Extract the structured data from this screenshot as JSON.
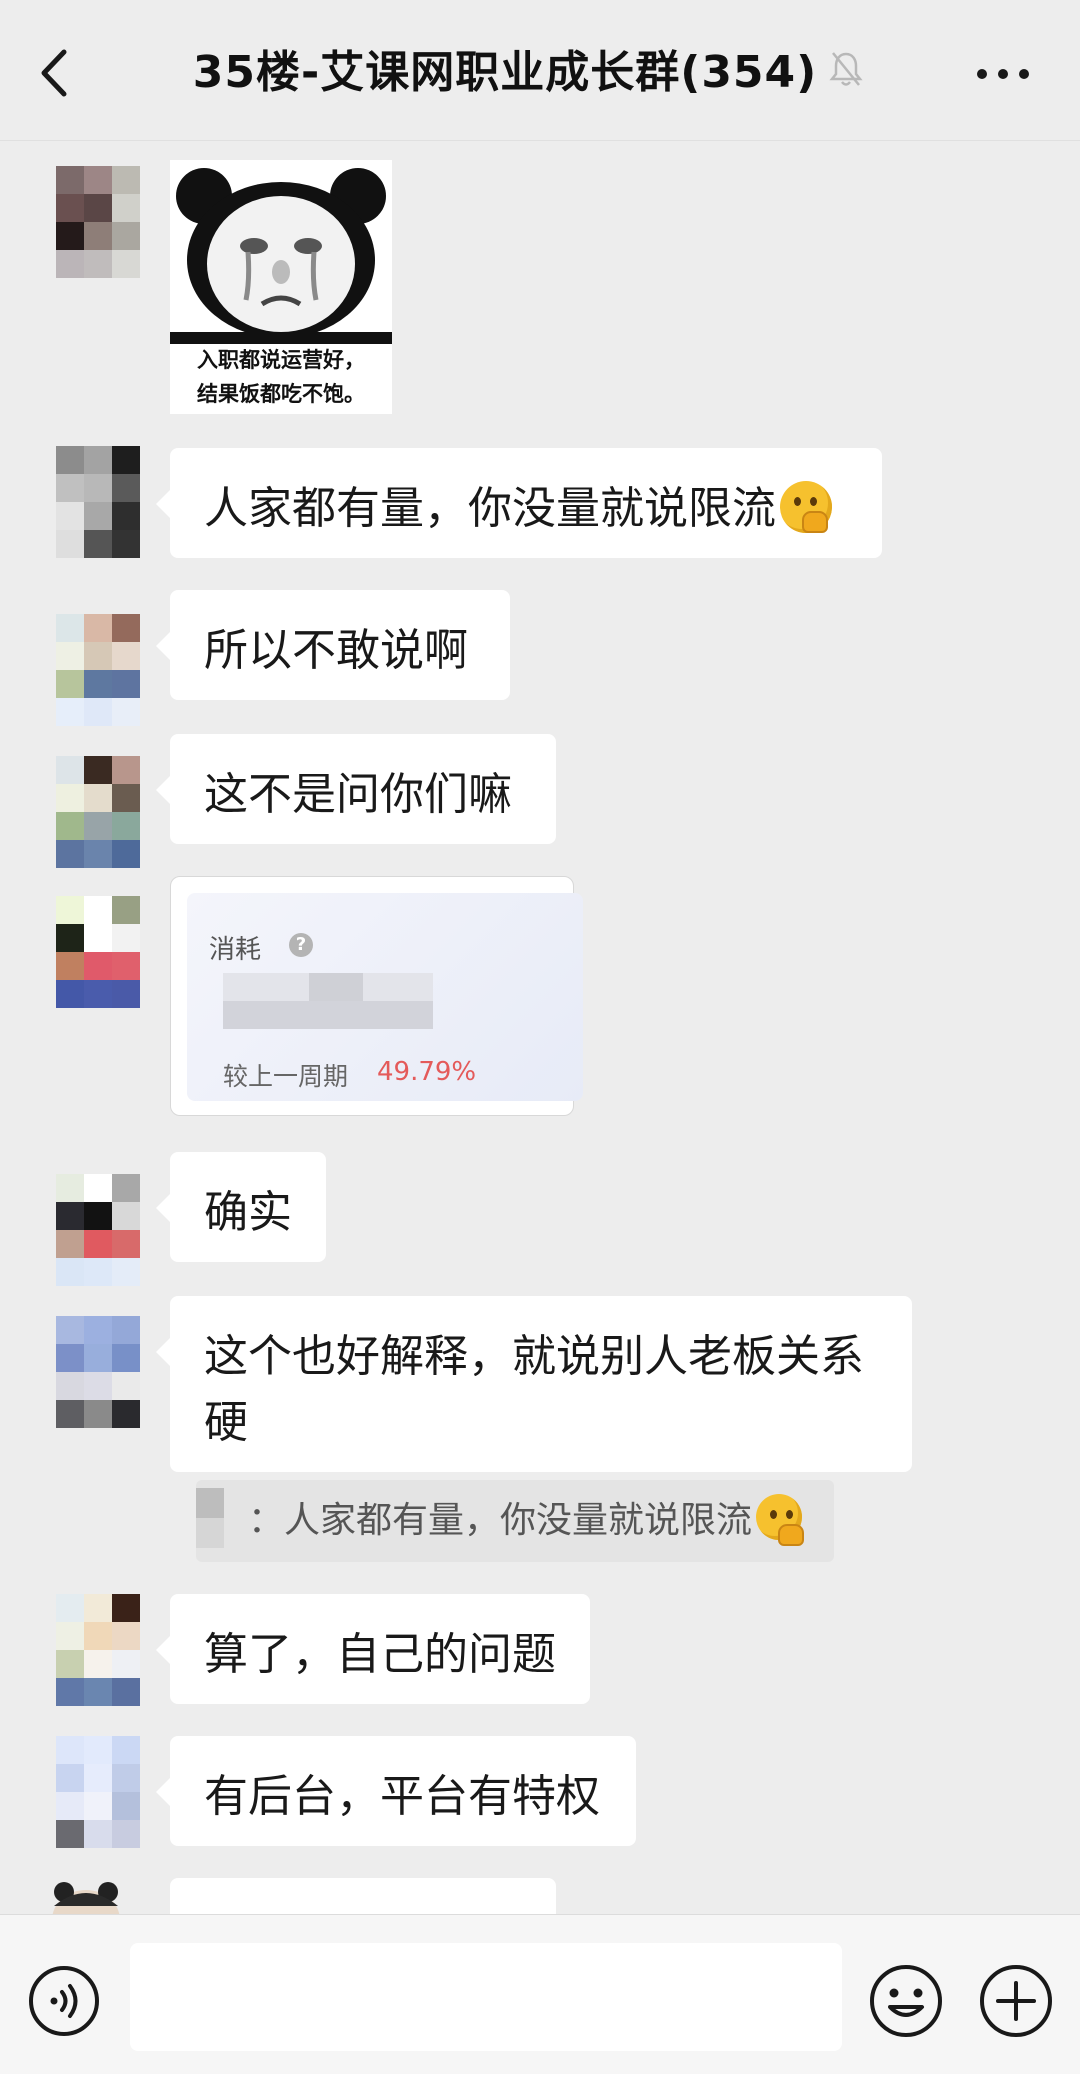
{
  "header": {
    "title": "35楼-艾课网职业成长群(354)"
  },
  "sticker": {
    "caption_line1": "入职都说运营好，",
    "caption_line2": "结果饭都吃不饱。"
  },
  "messages": [
    {
      "text": "人家都有量，你没量就说限流",
      "emoji": "thinking-face"
    },
    {
      "text": "所以不敢说啊"
    },
    {
      "text": "这不是问你们嘛"
    },
    {
      "text": "确实"
    },
    {
      "text_line1": "这个也好解释，就说别人老板关系",
      "text_line2": "硬"
    },
    {
      "text": "算了，自己的问题"
    },
    {
      "text": "有后台，平台有特权"
    }
  ],
  "stat_card": {
    "label": "消耗",
    "compare_label": "较上一周期",
    "percent": "49.79%"
  },
  "quote": {
    "text": "：人家都有量，你没量就说限流",
    "emoji": "thinking-face"
  },
  "colors": {
    "background": "#ededed",
    "bubble": "#ffffff",
    "percent_red": "#e45a5a"
  },
  "icons": [
    "back-arrow-icon",
    "mute-bell-icon",
    "more-dots-icon",
    "voice-icon",
    "emoji-icon",
    "plus-icon",
    "help-icon"
  ]
}
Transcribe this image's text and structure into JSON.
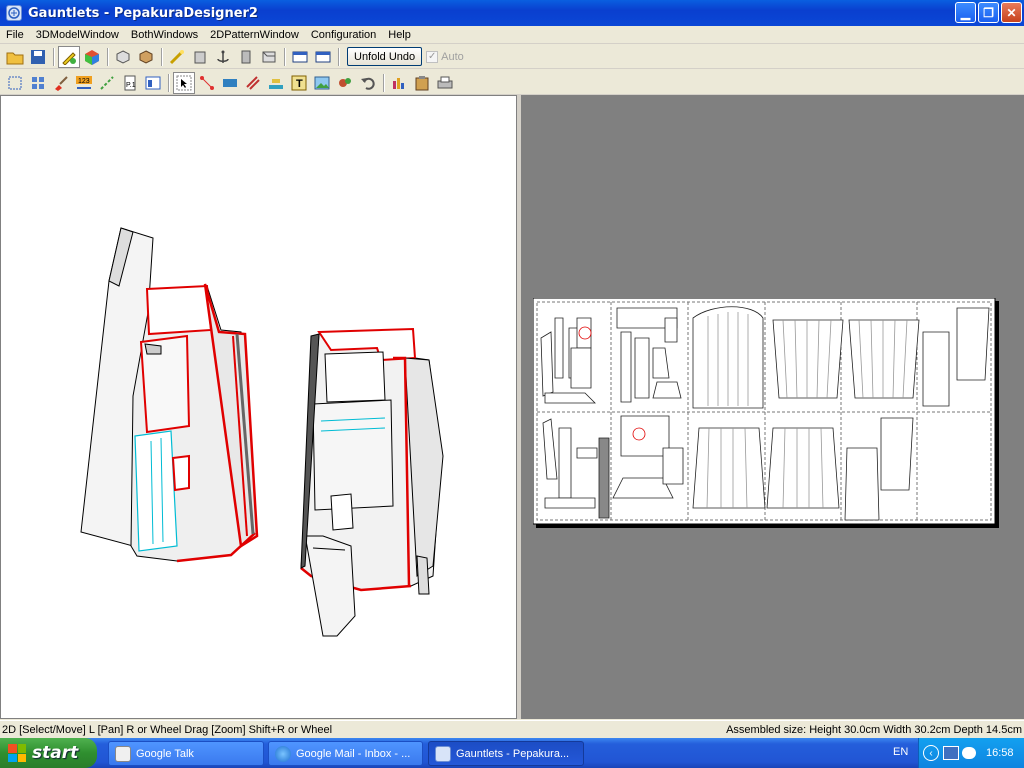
{
  "window": {
    "title": "Gauntlets - PepakuraDesigner2"
  },
  "menu": [
    "File",
    "3DModelWindow",
    "BothWindows",
    "2DPatternWindow",
    "Configuration",
    "Help"
  ],
  "toolbar": {
    "unfold_undo_label": "Unfold Undo",
    "auto_label": "Auto",
    "auto_checked": true
  },
  "status": {
    "left": "2D [Select/Move] L [Pan] R or Wheel Drag [Zoom] Shift+R or Wheel",
    "right": "Assembled size: Height 30.0cm Width 30.2cm Depth 14.5cm"
  },
  "taskbar": {
    "start_label": "start",
    "tasks": [
      {
        "label": "Google Talk",
        "icon": "chat-bubble-icon"
      },
      {
        "label": "Google Mail - Inbox - ...",
        "icon": "ie-browser-icon"
      },
      {
        "label": "Gauntlets - Pepakura...",
        "icon": "pepakura-app-icon",
        "active": true
      }
    ],
    "language": "EN",
    "clock": "16:58"
  },
  "colors": {
    "accent_titlebar": "#0a47d6",
    "model_edge": "#e00000",
    "model_fold": "#00bcd4",
    "pattern_bg": "#808080"
  }
}
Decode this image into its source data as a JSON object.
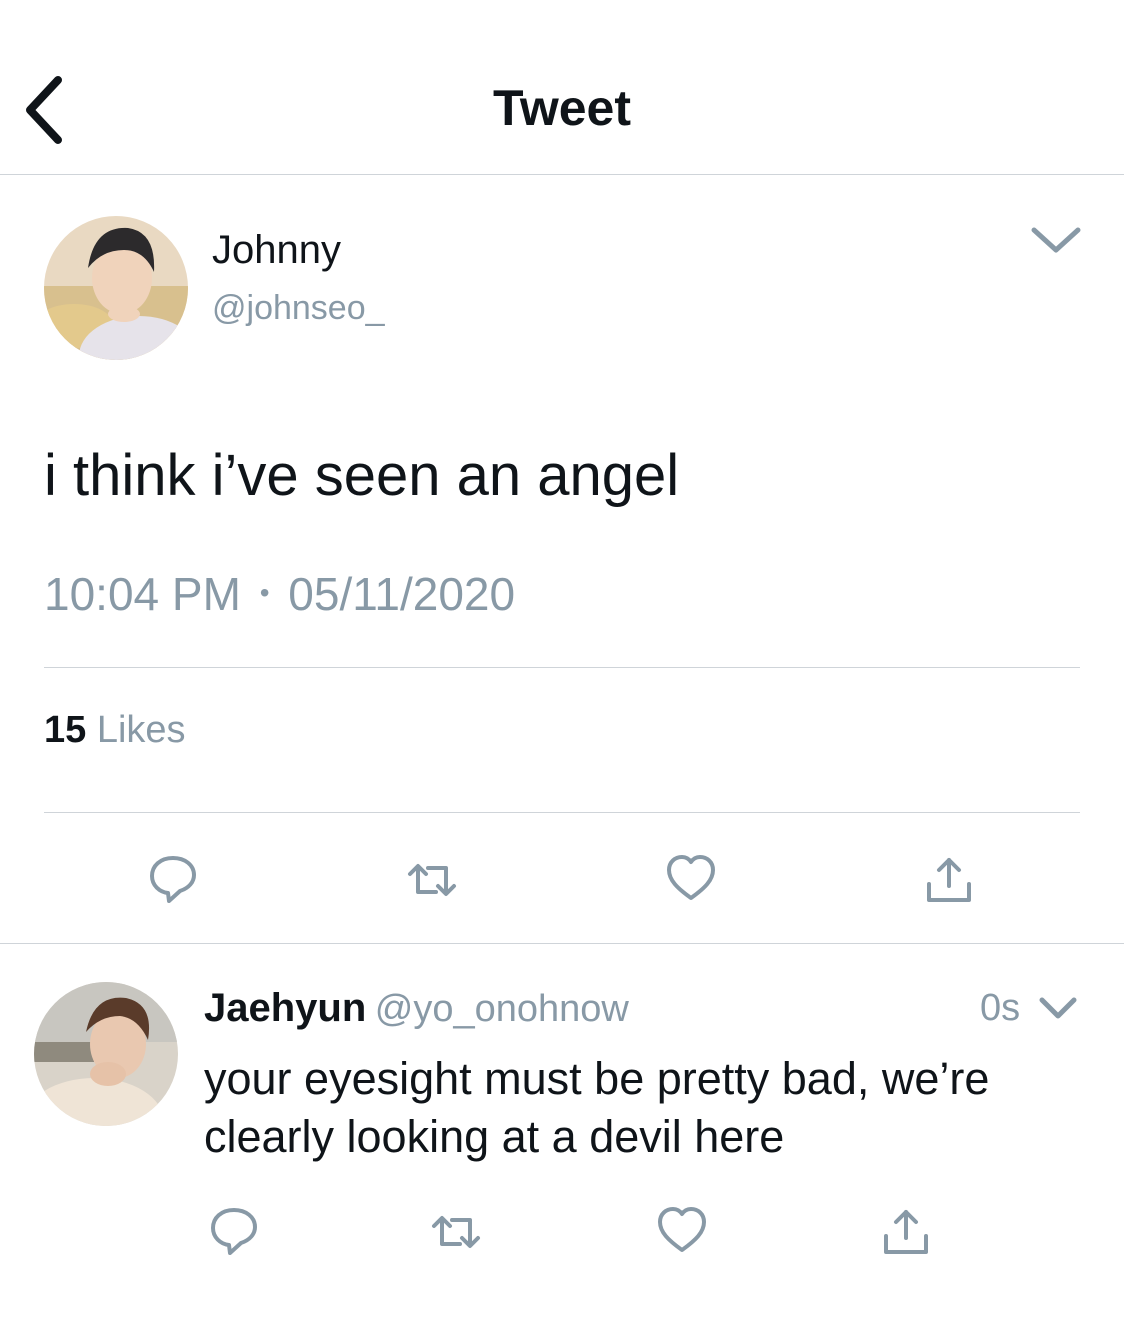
{
  "header": {
    "title": "Tweet",
    "back_icon": "chevron-left-icon"
  },
  "tweet": {
    "author_name": "Johnny",
    "author_handle": "@johnseo_",
    "text": "i think i’ve seen an angel",
    "time": "10:04 PM",
    "separator": "•",
    "date": "05/11/2020",
    "likes_count": "15",
    "likes_label": "Likes",
    "menu_icon": "chevron-down-icon",
    "actions": [
      "reply-icon",
      "retweet-icon",
      "like-icon",
      "share-icon"
    ]
  },
  "reply": {
    "author_name": "Jaehyun",
    "author_handle": "@yo_onohnow",
    "time": "0s",
    "text_line1": "your eyesight must be pretty bad, we’re",
    "text_line2": "clearly looking at a devil here",
    "menu_icon": "chevron-down-icon",
    "actions": [
      "reply-icon",
      "retweet-icon",
      "like-icon",
      "share-icon"
    ]
  },
  "colors": {
    "text": "#0f1419",
    "secondary": "#8899a6",
    "divider": "#cfd4d9"
  }
}
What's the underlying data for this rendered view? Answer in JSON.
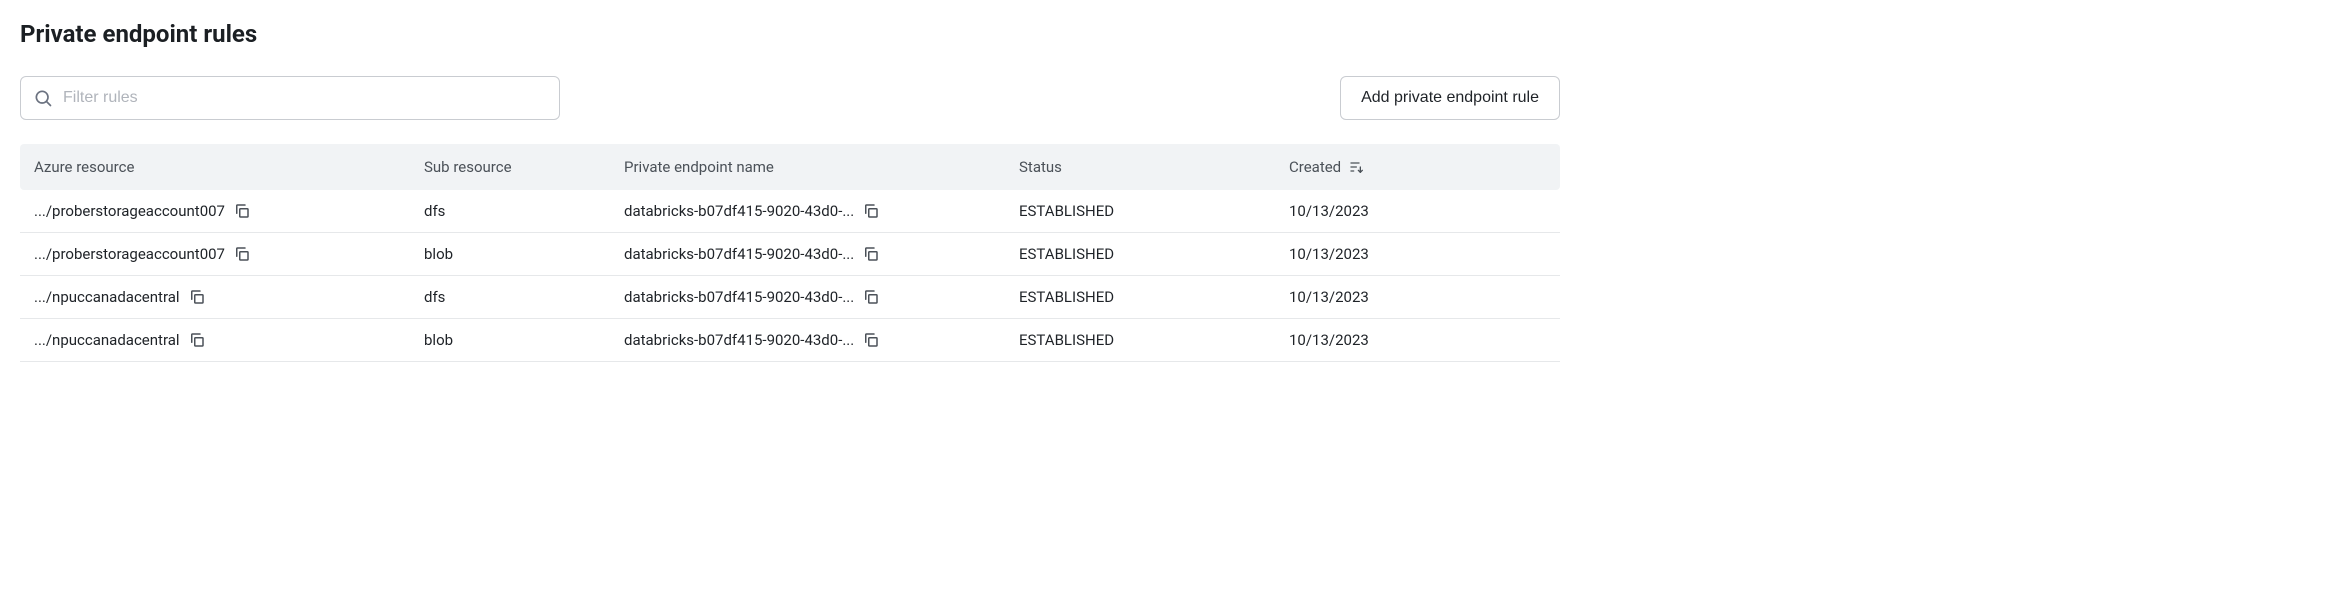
{
  "header": {
    "title": "Private endpoint rules"
  },
  "toolbar": {
    "filter_placeholder": "Filter rules",
    "filter_value": "",
    "add_button_label": "Add private endpoint rule"
  },
  "columns": {
    "azure_resource": "Azure resource",
    "sub_resource": "Sub resource",
    "pe_name": "Private endpoint name",
    "status": "Status",
    "created": "Created"
  },
  "rows": [
    {
      "azure_resource": ".../proberstorageaccount007",
      "sub_resource": "dfs",
      "pe_name": "databricks-b07df415-9020-43d0-...",
      "status": "ESTABLISHED",
      "created": "10/13/2023"
    },
    {
      "azure_resource": ".../proberstorageaccount007",
      "sub_resource": "blob",
      "pe_name": "databricks-b07df415-9020-43d0-...",
      "status": "ESTABLISHED",
      "created": "10/13/2023"
    },
    {
      "azure_resource": ".../npuccanadacentral",
      "sub_resource": "dfs",
      "pe_name": "databricks-b07df415-9020-43d0-...",
      "status": "ESTABLISHED",
      "created": "10/13/2023"
    },
    {
      "azure_resource": ".../npuccanadacentral",
      "sub_resource": "blob",
      "pe_name": "databricks-b07df415-9020-43d0-...",
      "status": "ESTABLISHED",
      "created": "10/13/2023"
    }
  ]
}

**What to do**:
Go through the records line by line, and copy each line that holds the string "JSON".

**Written solution**:
Extract the structured data from this screenshot as JSON.
Transcribe this image's text and structure into JSON.
Decode this image into its source data as a JSON object.
What's the underlying data for this rendered view? Answer in JSON.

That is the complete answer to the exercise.